▸ **HOW TO COMPLETE THIS TASK**
Nothing in the data may be altered; the answer is a verbatim copy of it.

▸ **MATERIAL SHOWN**

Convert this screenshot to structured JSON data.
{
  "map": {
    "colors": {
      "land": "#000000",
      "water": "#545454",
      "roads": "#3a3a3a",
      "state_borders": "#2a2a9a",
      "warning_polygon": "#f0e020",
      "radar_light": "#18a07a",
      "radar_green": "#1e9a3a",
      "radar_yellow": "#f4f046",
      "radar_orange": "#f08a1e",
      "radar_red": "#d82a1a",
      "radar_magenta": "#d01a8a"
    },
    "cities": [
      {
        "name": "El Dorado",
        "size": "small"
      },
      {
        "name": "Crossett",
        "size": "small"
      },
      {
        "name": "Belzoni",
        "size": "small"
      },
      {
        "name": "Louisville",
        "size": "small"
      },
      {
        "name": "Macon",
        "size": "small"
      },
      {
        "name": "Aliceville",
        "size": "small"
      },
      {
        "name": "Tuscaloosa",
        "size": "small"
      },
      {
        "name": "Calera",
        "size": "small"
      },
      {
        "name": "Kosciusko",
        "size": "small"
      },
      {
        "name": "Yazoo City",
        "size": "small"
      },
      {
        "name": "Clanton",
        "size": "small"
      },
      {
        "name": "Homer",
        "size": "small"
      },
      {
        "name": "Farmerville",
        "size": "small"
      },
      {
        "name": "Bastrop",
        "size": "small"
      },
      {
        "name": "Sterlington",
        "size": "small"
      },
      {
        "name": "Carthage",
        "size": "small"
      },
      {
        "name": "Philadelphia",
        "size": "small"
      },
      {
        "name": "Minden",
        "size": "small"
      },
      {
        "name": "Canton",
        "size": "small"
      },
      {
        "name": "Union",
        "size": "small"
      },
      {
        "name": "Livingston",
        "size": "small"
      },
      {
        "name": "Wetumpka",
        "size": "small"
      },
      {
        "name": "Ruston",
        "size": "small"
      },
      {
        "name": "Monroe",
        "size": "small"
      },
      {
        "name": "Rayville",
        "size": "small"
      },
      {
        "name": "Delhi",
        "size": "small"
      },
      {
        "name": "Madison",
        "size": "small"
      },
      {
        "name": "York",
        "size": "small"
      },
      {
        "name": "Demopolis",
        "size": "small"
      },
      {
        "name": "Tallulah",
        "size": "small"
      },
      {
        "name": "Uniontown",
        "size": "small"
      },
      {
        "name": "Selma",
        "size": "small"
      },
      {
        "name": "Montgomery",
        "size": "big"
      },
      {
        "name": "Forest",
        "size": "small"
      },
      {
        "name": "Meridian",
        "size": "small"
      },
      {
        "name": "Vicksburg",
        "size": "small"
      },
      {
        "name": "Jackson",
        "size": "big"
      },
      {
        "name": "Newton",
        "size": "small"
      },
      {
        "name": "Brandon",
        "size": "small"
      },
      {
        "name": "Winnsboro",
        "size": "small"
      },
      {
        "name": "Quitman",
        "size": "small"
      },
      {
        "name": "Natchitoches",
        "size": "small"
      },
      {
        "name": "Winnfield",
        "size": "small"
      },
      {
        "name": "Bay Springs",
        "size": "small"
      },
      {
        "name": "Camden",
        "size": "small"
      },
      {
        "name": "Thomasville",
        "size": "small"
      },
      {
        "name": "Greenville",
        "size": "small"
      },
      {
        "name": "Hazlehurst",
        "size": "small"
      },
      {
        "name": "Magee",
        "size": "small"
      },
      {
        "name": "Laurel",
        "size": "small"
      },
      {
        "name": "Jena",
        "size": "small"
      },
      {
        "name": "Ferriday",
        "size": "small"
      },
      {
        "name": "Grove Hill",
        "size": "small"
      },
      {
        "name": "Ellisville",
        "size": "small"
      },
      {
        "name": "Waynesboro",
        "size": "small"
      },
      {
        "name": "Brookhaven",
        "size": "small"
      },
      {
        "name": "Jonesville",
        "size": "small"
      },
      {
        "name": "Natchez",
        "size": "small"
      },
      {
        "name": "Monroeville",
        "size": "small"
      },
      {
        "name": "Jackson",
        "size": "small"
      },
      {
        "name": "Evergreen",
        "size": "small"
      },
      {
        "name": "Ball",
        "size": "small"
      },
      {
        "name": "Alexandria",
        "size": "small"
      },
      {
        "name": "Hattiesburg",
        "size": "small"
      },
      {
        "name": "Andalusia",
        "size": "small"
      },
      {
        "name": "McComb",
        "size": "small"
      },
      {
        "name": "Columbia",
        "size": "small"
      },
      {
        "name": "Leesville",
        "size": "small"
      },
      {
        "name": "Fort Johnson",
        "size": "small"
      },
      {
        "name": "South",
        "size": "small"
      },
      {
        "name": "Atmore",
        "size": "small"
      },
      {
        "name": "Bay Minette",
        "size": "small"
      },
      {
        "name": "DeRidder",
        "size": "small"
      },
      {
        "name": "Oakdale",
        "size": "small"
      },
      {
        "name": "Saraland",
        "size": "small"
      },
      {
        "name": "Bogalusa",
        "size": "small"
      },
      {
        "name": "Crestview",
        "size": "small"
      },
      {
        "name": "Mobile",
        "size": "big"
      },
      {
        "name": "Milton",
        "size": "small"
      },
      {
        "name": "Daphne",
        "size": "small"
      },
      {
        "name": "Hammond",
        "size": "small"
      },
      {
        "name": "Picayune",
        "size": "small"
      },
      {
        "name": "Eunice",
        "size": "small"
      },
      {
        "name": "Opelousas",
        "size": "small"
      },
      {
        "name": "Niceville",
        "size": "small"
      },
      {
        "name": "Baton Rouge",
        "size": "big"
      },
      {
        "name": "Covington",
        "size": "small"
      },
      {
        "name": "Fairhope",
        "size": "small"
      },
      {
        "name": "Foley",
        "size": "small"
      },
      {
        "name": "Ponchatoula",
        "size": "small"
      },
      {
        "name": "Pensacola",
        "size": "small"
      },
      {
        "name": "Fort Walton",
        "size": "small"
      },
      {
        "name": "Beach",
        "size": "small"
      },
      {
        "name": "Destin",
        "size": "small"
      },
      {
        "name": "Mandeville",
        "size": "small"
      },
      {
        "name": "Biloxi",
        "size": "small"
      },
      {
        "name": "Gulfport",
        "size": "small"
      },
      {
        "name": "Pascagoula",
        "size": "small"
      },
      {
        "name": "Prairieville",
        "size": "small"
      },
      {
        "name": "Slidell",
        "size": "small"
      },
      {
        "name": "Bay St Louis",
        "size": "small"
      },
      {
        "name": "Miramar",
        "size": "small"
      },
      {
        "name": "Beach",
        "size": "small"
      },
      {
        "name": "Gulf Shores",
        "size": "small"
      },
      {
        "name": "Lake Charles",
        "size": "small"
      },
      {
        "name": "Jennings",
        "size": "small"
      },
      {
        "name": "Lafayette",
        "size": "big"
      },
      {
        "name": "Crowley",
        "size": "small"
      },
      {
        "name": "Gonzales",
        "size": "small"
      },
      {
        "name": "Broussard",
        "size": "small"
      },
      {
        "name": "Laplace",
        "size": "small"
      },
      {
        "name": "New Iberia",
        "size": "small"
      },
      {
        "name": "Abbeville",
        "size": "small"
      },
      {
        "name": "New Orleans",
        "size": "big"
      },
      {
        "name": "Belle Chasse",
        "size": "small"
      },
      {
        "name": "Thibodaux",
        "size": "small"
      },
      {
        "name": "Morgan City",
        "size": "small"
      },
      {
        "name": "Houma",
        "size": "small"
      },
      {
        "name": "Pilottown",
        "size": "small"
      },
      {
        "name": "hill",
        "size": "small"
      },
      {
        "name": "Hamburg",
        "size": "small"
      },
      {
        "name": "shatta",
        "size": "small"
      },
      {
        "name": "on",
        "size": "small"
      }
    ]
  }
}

▸ **WRITTEN SOLUTION**
Convert this screenshot to structured JSON data.
{
  "map": {
    "colors": {
      "land": "#000000",
      "water": "#545454",
      "roads": "#3a3a3a",
      "state_borders": "#2a2a9a",
      "warning_polygon": "#f0e020",
      "radar_light": "#18a07a",
      "radar_green": "#1e9a3a",
      "radar_yellow": "#f4f046",
      "radar_orange": "#f08a1e",
      "radar_red": "#d82a1a",
      "radar_magenta": "#d01a8a"
    },
    "cities": [
      {
        "name": "El Dorado",
        "size": "small"
      },
      {
        "name": "Crossett",
        "size": "small"
      },
      {
        "name": "Belzoni",
        "size": "small"
      },
      {
        "name": "Louisville",
        "size": "small"
      },
      {
        "name": "Macon",
        "size": "small"
      },
      {
        "name": "Aliceville",
        "size": "small"
      },
      {
        "name": "Tuscaloosa",
        "size": "small"
      },
      {
        "name": "Calera",
        "size": "small"
      },
      {
        "name": "Kosciusko",
        "size": "small"
      },
      {
        "name": "Yazoo City",
        "size": "small"
      },
      {
        "name": "Clanton",
        "size": "small"
      },
      {
        "name": "Homer",
        "size": "small"
      },
      {
        "name": "Farmerville",
        "size": "small"
      },
      {
        "name": "Bastrop",
        "size": "small"
      },
      {
        "name": "Sterlington",
        "size": "small"
      },
      {
        "name": "Carthage",
        "size": "small"
      },
      {
        "name": "Philadelphia",
        "size": "small"
      },
      {
        "name": "Minden",
        "size": "small"
      },
      {
        "name": "Canton",
        "size": "small"
      },
      {
        "name": "Union",
        "size": "small"
      },
      {
        "name": "Livingston",
        "size": "small"
      },
      {
        "name": "Wetumpka",
        "size": "small"
      },
      {
        "name": "Ruston",
        "size": "small"
      },
      {
        "name": "Monroe",
        "size": "small"
      },
      {
        "name": "Rayville",
        "size": "small"
      },
      {
        "name": "Delhi",
        "size": "small"
      },
      {
        "name": "Madison",
        "size": "small"
      },
      {
        "name": "York",
        "size": "small"
      },
      {
        "name": "Demopolis",
        "size": "small"
      },
      {
        "name": "Tallulah",
        "size": "small"
      },
      {
        "name": "Uniontown",
        "size": "small"
      },
      {
        "name": "Selma",
        "size": "small"
      },
      {
        "name": "Montgomery",
        "size": "big"
      },
      {
        "name": "Forest",
        "size": "small"
      },
      {
        "name": "Meridian",
        "size": "small"
      },
      {
        "name": "Vicksburg",
        "size": "small"
      },
      {
        "name": "Jackson",
        "size": "big"
      },
      {
        "name": "Newton",
        "size": "small"
      },
      {
        "name": "Brandon",
        "size": "small"
      },
      {
        "name": "Winnsboro",
        "size": "small"
      },
      {
        "name": "Quitman",
        "size": "small"
      },
      {
        "name": "Natchitoches",
        "size": "small"
      },
      {
        "name": "Winnfield",
        "size": "small"
      },
      {
        "name": "Bay Springs",
        "size": "small"
      },
      {
        "name": "Camden",
        "size": "small"
      },
      {
        "name": "Thomasville",
        "size": "small"
      },
      {
        "name": "Greenville",
        "size": "small"
      },
      {
        "name": "Hazlehurst",
        "size": "small"
      },
      {
        "name": "Magee",
        "size": "small"
      },
      {
        "name": "Laurel",
        "size": "small"
      },
      {
        "name": "Jena",
        "size": "small"
      },
      {
        "name": "Ferriday",
        "size": "small"
      },
      {
        "name": "Grove Hill",
        "size": "small"
      },
      {
        "name": "Ellisville",
        "size": "small"
      },
      {
        "name": "Waynesboro",
        "size": "small"
      },
      {
        "name": "Brookhaven",
        "size": "small"
      },
      {
        "name": "Jonesville",
        "size": "small"
      },
      {
        "name": "Natchez",
        "size": "small"
      },
      {
        "name": "Monroeville",
        "size": "small"
      },
      {
        "name": "Jackson",
        "size": "small"
      },
      {
        "name": "Evergreen",
        "size": "small"
      },
      {
        "name": "Ball",
        "size": "small"
      },
      {
        "name": "Alexandria",
        "size": "small"
      },
      {
        "name": "Hattiesburg",
        "size": "small"
      },
      {
        "name": "Andalusia",
        "size": "small"
      },
      {
        "name": "McComb",
        "size": "small"
      },
      {
        "name": "Columbia",
        "size": "small"
      },
      {
        "name": "Leesville",
        "size": "small"
      },
      {
        "name": "Fort Johnson",
        "size": "small"
      },
      {
        "name": "South",
        "size": "small"
      },
      {
        "name": "Atmore",
        "size": "small"
      },
      {
        "name": "Bay Minette",
        "size": "small"
      },
      {
        "name": "DeRidder",
        "size": "small"
      },
      {
        "name": "Oakdale",
        "size": "small"
      },
      {
        "name": "Saraland",
        "size": "small"
      },
      {
        "name": "Bogalusa",
        "size": "small"
      },
      {
        "name": "Crestview",
        "size": "small"
      },
      {
        "name": "Mobile",
        "size": "big"
      },
      {
        "name": "Milton",
        "size": "small"
      },
      {
        "name": "Daphne",
        "size": "small"
      },
      {
        "name": "Hammond",
        "size": "small"
      },
      {
        "name": "Picayune",
        "size": "small"
      },
      {
        "name": "Eunice",
        "size": "small"
      },
      {
        "name": "Opelousas",
        "size": "small"
      },
      {
        "name": "Niceville",
        "size": "small"
      },
      {
        "name": "Baton Rouge",
        "size": "big"
      },
      {
        "name": "Covington",
        "size": "small"
      },
      {
        "name": "Fairhope",
        "size": "small"
      },
      {
        "name": "Foley",
        "size": "small"
      },
      {
        "name": "Ponchatoula",
        "size": "small"
      },
      {
        "name": "Pensacola",
        "size": "small"
      },
      {
        "name": "Fort Walton",
        "size": "small"
      },
      {
        "name": "Beach",
        "size": "small"
      },
      {
        "name": "Destin",
        "size": "small"
      },
      {
        "name": "Mandeville",
        "size": "small"
      },
      {
        "name": "Biloxi",
        "size": "small"
      },
      {
        "name": "Gulfport",
        "size": "small"
      },
      {
        "name": "Pascagoula",
        "size": "small"
      },
      {
        "name": "Prairieville",
        "size": "small"
      },
      {
        "name": "Slidell",
        "size": "small"
      },
      {
        "name": "Bay St Louis",
        "size": "small"
      },
      {
        "name": "Miramar",
        "size": "small"
      },
      {
        "name": "Beach",
        "size": "small"
      },
      {
        "name": "Gulf Shores",
        "size": "small"
      },
      {
        "name": "Lake Charles",
        "size": "small"
      },
      {
        "name": "Jennings",
        "size": "small"
      },
      {
        "name": "Lafayette",
        "size": "big"
      },
      {
        "name": "Crowley",
        "size": "small"
      },
      {
        "name": "Gonzales",
        "size": "small"
      },
      {
        "name": "Broussard",
        "size": "small"
      },
      {
        "name": "Laplace",
        "size": "small"
      },
      {
        "name": "New Iberia",
        "size": "small"
      },
      {
        "name": "Abbeville",
        "size": "small"
      },
      {
        "name": "New Orleans",
        "size": "big"
      },
      {
        "name": "Belle Chasse",
        "size": "small"
      },
      {
        "name": "Thibodaux",
        "size": "small"
      },
      {
        "name": "Morgan City",
        "size": "small"
      },
      {
        "name": "Houma",
        "size": "small"
      },
      {
        "name": "Pilottown",
        "size": "small"
      },
      {
        "name": "hill",
        "size": "small"
      },
      {
        "name": "Hamburg",
        "size": "small"
      },
      {
        "name": "shatta",
        "size": "small"
      },
      {
        "name": "on",
        "size": "small"
      }
    ]
  }
}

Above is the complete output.